PROVIDED INFORMATION:
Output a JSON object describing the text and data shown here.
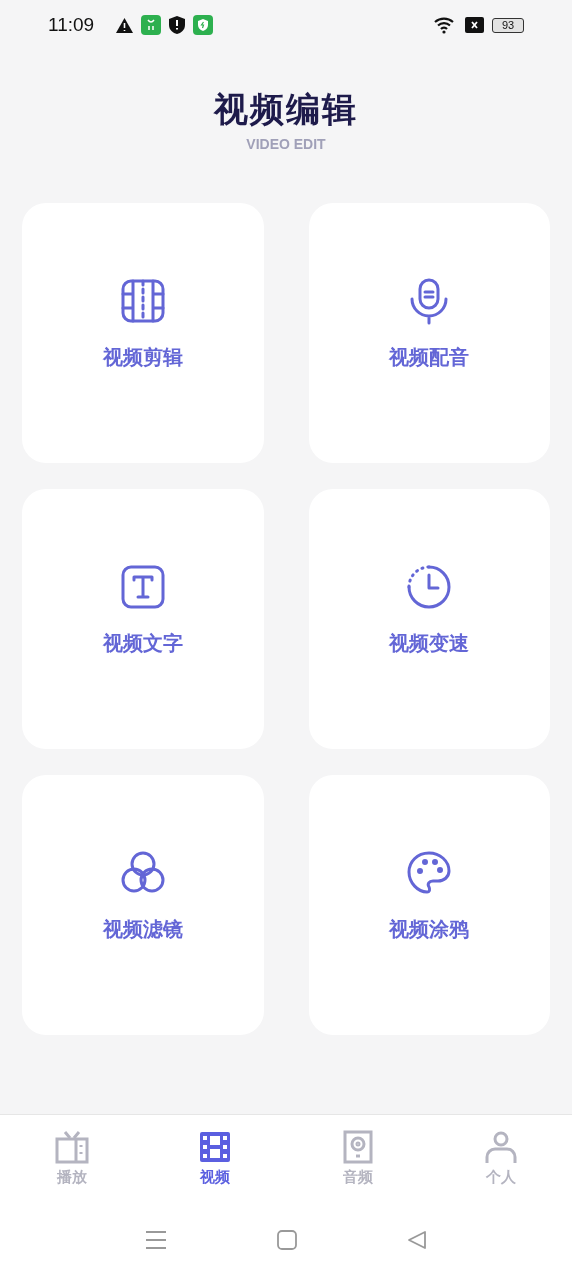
{
  "status_bar": {
    "time": "11:09",
    "battery": "93"
  },
  "header": {
    "title": "视频编辑",
    "subtitle": "VIDEO EDIT"
  },
  "cards": [
    {
      "kind": "cut",
      "label": "视频剪辑"
    },
    {
      "kind": "mic",
      "label": "视频配音"
    },
    {
      "kind": "text",
      "label": "视频文字"
    },
    {
      "kind": "speed",
      "label": "视频变速"
    },
    {
      "kind": "filter",
      "label": "视频滤镜"
    },
    {
      "kind": "palette",
      "label": "视频涂鸦"
    }
  ],
  "tabs": [
    {
      "kind": "tv",
      "label": "播放",
      "selected": false
    },
    {
      "kind": "film",
      "label": "视频",
      "selected": true
    },
    {
      "kind": "speaker",
      "label": "音频",
      "selected": false
    },
    {
      "kind": "person",
      "label": "个人",
      "selected": false
    }
  ]
}
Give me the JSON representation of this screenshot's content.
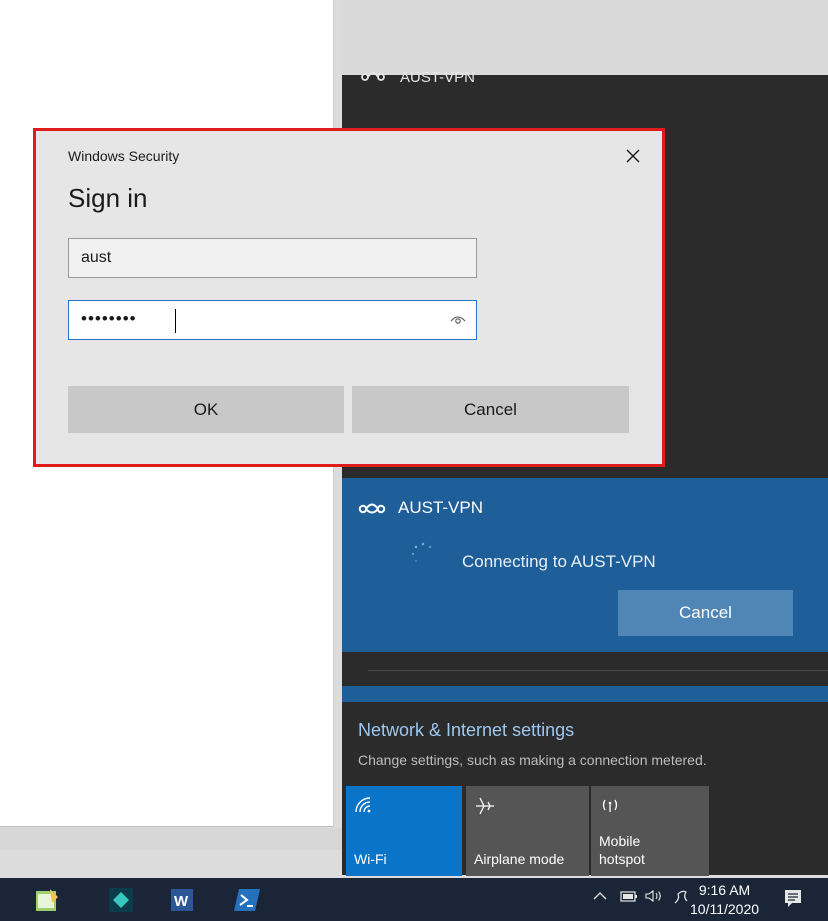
{
  "dialog": {
    "caption": "Windows Security",
    "title": "Sign in",
    "username_value": "aust",
    "password_dots": "••••••••",
    "ok_label": "OK",
    "cancel_label": "Cancel"
  },
  "flyout": {
    "top_vpn_name": "AUST-VPN",
    "vpn_name": "AUST-VPN",
    "connecting_text": "Connecting to AUST-VPN",
    "cancel_label": "Cancel",
    "settings_title": "Network & Internet settings",
    "settings_subtitle": "Change settings, such as making a connection metered.",
    "tiles": [
      {
        "label": "Wi-Fi",
        "icon": "wifi-icon"
      },
      {
        "label": "Airplane mode",
        "icon": "airplane-icon"
      },
      {
        "label": "Mobile hotspot",
        "icon": "hotspot-icon"
      }
    ]
  },
  "taskbar": {
    "time": "9:16 AM",
    "date": "10/11/2020",
    "apps": [
      "notepad-app-icon",
      "app-diamond-icon",
      "word-app-icon",
      "powershell-app-icon"
    ]
  },
  "colors": {
    "accent_blue": "#1e5f9a",
    "wifi_tile": "#0a74c9",
    "highlight_red": "#e11b1b"
  }
}
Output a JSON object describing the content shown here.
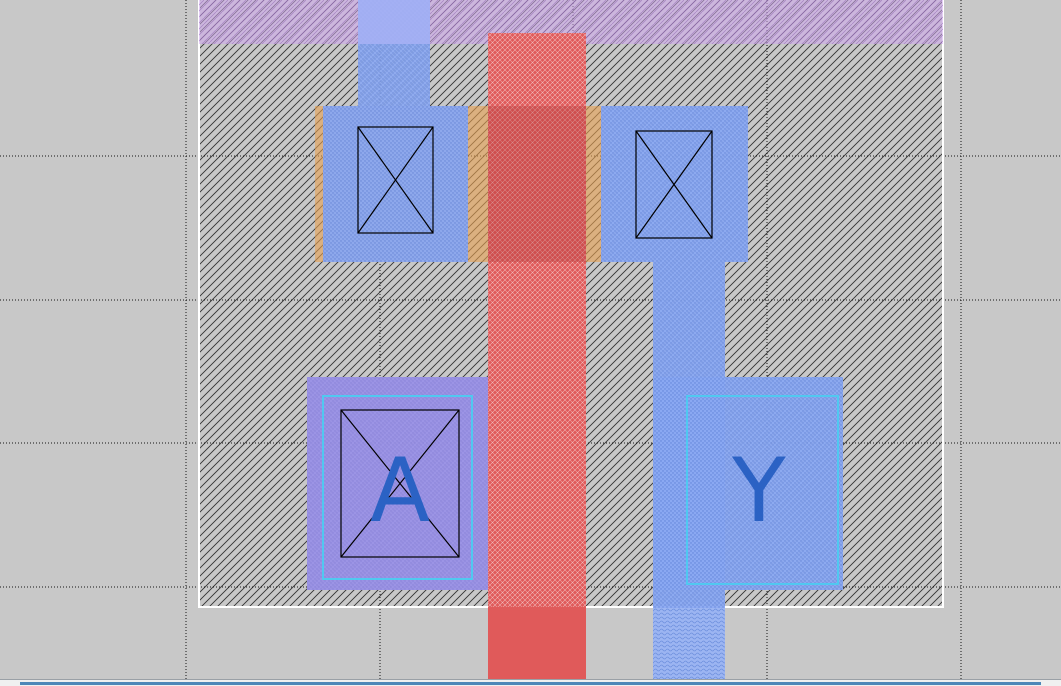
{
  "viewer": {
    "background_color": "#c8c8c8",
    "grid_color": "#000000"
  },
  "cell": {
    "boundary_color": "#ffffff",
    "hatch_color": "#000000"
  },
  "layers": {
    "poly": {
      "name": "poly",
      "color": "#e05a5a"
    },
    "metal1": {
      "name": "metal1",
      "color": "#7f9ff0"
    },
    "diffusion": {
      "name": "diffusion",
      "color": "#e8a050"
    },
    "nwell": {
      "name": "nwell",
      "color": "#c8a0e0"
    },
    "pin_outline": {
      "name": "pin outline",
      "color": "#50c8f0"
    }
  },
  "pins": {
    "a": {
      "label": "A"
    },
    "y": {
      "label": "Y"
    }
  },
  "icons": {
    "contact": "contact-cross-icon"
  }
}
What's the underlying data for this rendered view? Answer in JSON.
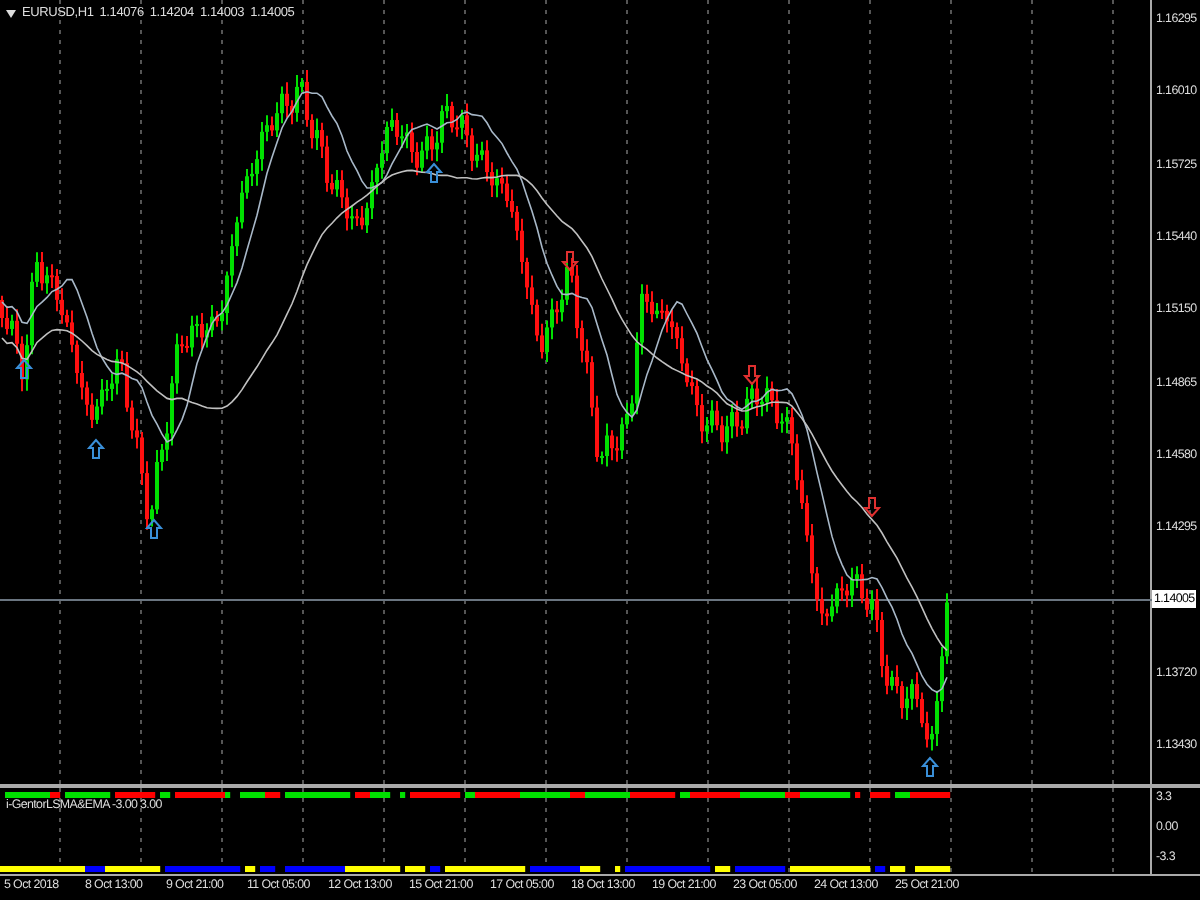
{
  "header": {
    "symbol": "EURUSD,H1",
    "quotes": [
      "1.14076",
      "1.14204",
      "1.14003",
      "1.14005"
    ]
  },
  "price_axis": {
    "labels": [
      {
        "kind": "tick",
        "text": "1.16295"
      },
      {
        "kind": "tick",
        "text": "1.16010"
      },
      {
        "kind": "tick",
        "text": "1.15725"
      },
      {
        "kind": "tick",
        "text": "1.15440"
      },
      {
        "kind": "tick",
        "text": "1.15150"
      },
      {
        "kind": "tick",
        "text": "1.14865"
      },
      {
        "kind": "tick",
        "text": "1.14580"
      },
      {
        "kind": "tick",
        "text": "1.14295"
      },
      {
        "kind": "current",
        "text": "1.14005"
      },
      {
        "kind": "tick",
        "text": "1.13720"
      },
      {
        "kind": "tick",
        "text": "1.13430"
      }
    ]
  },
  "indicator": {
    "label": "i-GentorLSMA&EMA -3.00 3.00",
    "axis_labels": [
      "3.3",
      "0.00",
      "-3.3"
    ]
  },
  "time_axis": {
    "labels": [
      "5 Oct 2018",
      "8 Oct 13:00",
      "9 Oct 21:00",
      "11 Oct 05:00",
      "12 Oct 13:00",
      "15 Oct 21:00",
      "17 Oct 05:00",
      "18 Oct 13:00",
      "19 Oct 21:00",
      "23 Oct 05:00",
      "24 Oct 13:00",
      "25 Oct 21:00"
    ]
  }
}
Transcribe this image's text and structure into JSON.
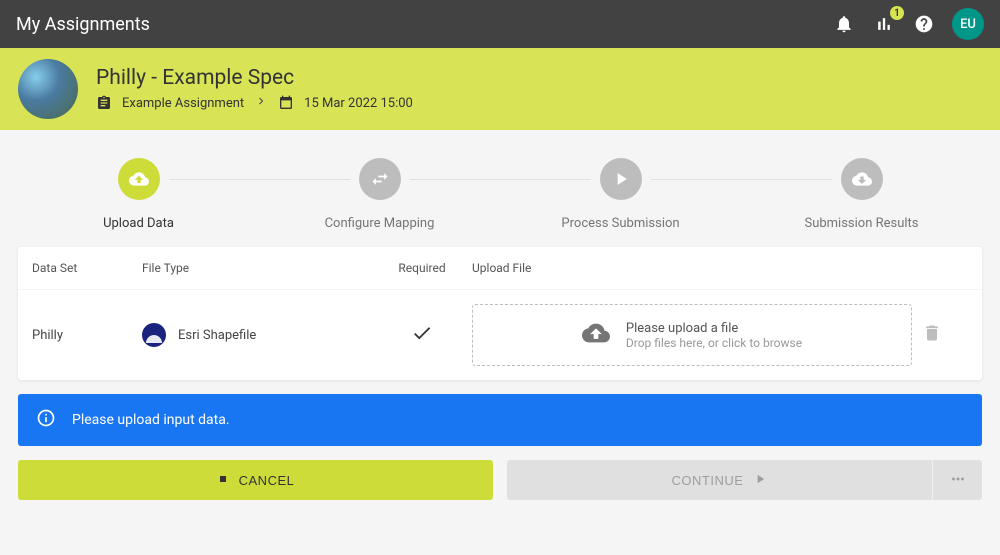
{
  "topbar": {
    "title": "My Assignments",
    "badge_count": "1",
    "avatar_initials": "EU"
  },
  "banner": {
    "title": "Philly - Example Spec",
    "assignment_label": "Example Assignment",
    "date_label": "15 Mar 2022 15:00"
  },
  "stepper": [
    {
      "label": "Upload Data"
    },
    {
      "label": "Configure Mapping"
    },
    {
      "label": "Process Submission"
    },
    {
      "label": "Submission Results"
    }
  ],
  "table": {
    "headers": {
      "data_set": "Data Set",
      "file_type": "File Type",
      "required": "Required",
      "upload_file": "Upload File"
    },
    "row": {
      "data_set": "Philly",
      "file_type": "Esri Shapefile"
    }
  },
  "dropzone": {
    "title": "Please upload a file",
    "subtitle": "Drop files here, or click to browse"
  },
  "alert": {
    "message": "Please upload input data."
  },
  "actions": {
    "cancel": "CANCEL",
    "continue": "CONTINUE"
  },
  "colors": {
    "accent": "#cddc39",
    "info": "#1976f2"
  }
}
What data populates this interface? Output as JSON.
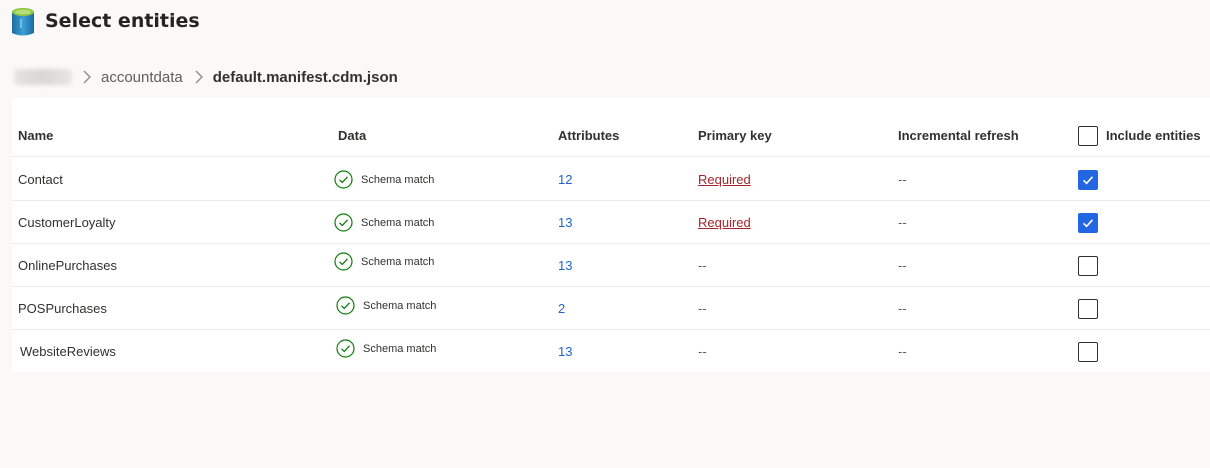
{
  "header": {
    "title": "Select entities"
  },
  "breadcrumb": {
    "items": [
      "accountdata"
    ],
    "current": "default.manifest.cdm.json"
  },
  "table": {
    "columns": {
      "name": "Name",
      "data": "Data",
      "attributes": "Attributes",
      "primary_key": "Primary key",
      "incremental_refresh": "Incremental refresh",
      "include_entities": "Include entities"
    },
    "rows": [
      {
        "name": "Contact",
        "data": "Schema match",
        "attributes": "12",
        "primary_key": "Required",
        "incremental_refresh": "--",
        "included": true
      },
      {
        "name": "CustomerLoyalty",
        "data": "Schema match",
        "attributes": "13",
        "primary_key": "Required",
        "incremental_refresh": "--",
        "included": true
      },
      {
        "name": "OnlinePurchases",
        "data": "Schema match",
        "attributes": "13",
        "primary_key": "--",
        "incremental_refresh": "--",
        "included": false
      },
      {
        "name": "POSPurchases",
        "data": "Schema match",
        "attributes": "2",
        "primary_key": "--",
        "incremental_refresh": "--",
        "included": false
      },
      {
        "name": "WebsiteReviews",
        "data": "Schema match",
        "attributes": "13",
        "primary_key": "--",
        "incremental_refresh": "--",
        "included": false
      }
    ]
  },
  "colors": {
    "accent": "#2266e3",
    "link": "#2266c9",
    "required": "#a4262c",
    "success": "#107c10"
  },
  "icons": [
    "database-icon",
    "chevron-right-icon",
    "check-circle-icon",
    "checkmark-icon"
  ]
}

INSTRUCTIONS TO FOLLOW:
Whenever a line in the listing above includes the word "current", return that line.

SOLUTION:
        "kind": "current",
    "current": "default.manifest.cdm.json"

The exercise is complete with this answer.